### WHAT YOU ARE ASKED TO DO
The answer must be every line below that contains the string "PREMIUM".

### SUPPLIED ENTRIES
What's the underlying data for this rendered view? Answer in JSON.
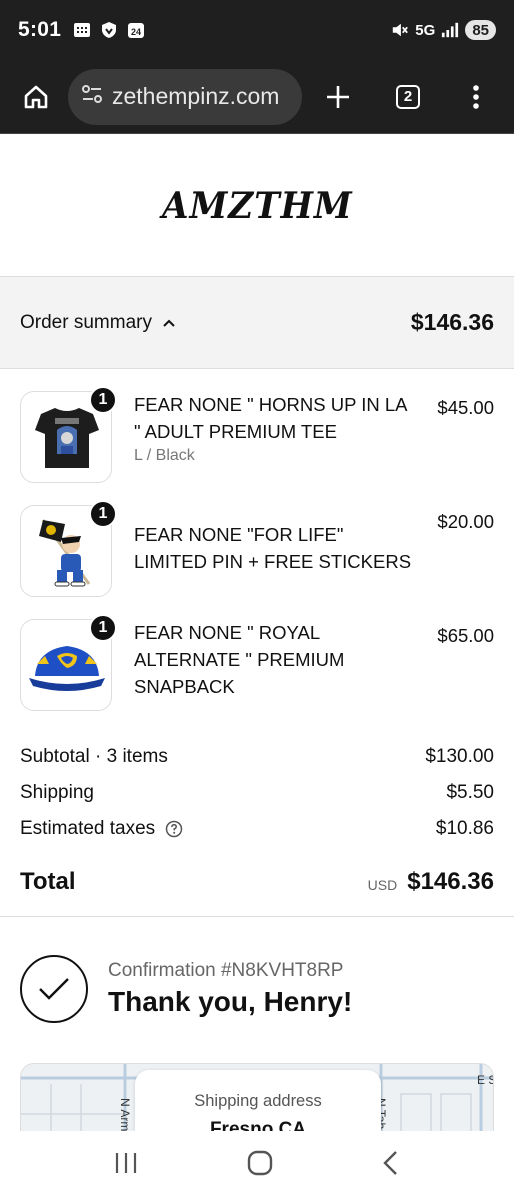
{
  "status_bar": {
    "time": "5:01",
    "network": "5G",
    "battery": "85"
  },
  "browser": {
    "url": "zethempinz.com",
    "tab_count": "2"
  },
  "brand": {
    "logo_text": "AMZTHM"
  },
  "order_summary": {
    "label": "Order summary",
    "total": "$146.36"
  },
  "items": [
    {
      "title": "FEAR NONE \" HORNS UP IN LA \" ADULT PREMIUM TEE",
      "variant": "L / Black",
      "price": "$45.00",
      "qty": "1"
    },
    {
      "title": "FEAR NONE \"FOR LIFE\" LIMITED PIN + FREE STICKERS",
      "variant": "",
      "price": "$20.00",
      "qty": "1"
    },
    {
      "title": "FEAR NONE \" ROYAL ALTERNATE \" PREMIUM SNAPBACK",
      "variant": "",
      "price": "$65.00",
      "qty": "1"
    }
  ],
  "totals": {
    "subtotal_label": "Subtotal · 3 items",
    "subtotal": "$130.00",
    "shipping_label": "Shipping",
    "shipping": "$5.50",
    "taxes_label": "Estimated taxes",
    "taxes": "$10.86",
    "total_label": "Total",
    "currency": "USD",
    "total": "$146.36"
  },
  "confirmation": {
    "number": "Confirmation #N8KVHT8RP",
    "thanks": "Thank you, Henry!"
  },
  "map": {
    "label": "Shipping address",
    "city": "Fresno CA"
  }
}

### TASK SOLUTION
      "title": "FEAR NONE \" HORNS UP IN LA \" ADULT PREMIUM TEE",
      "title": "FEAR NONE \" ROYAL ALTERNATE \" PREMIUM SNAPBACK",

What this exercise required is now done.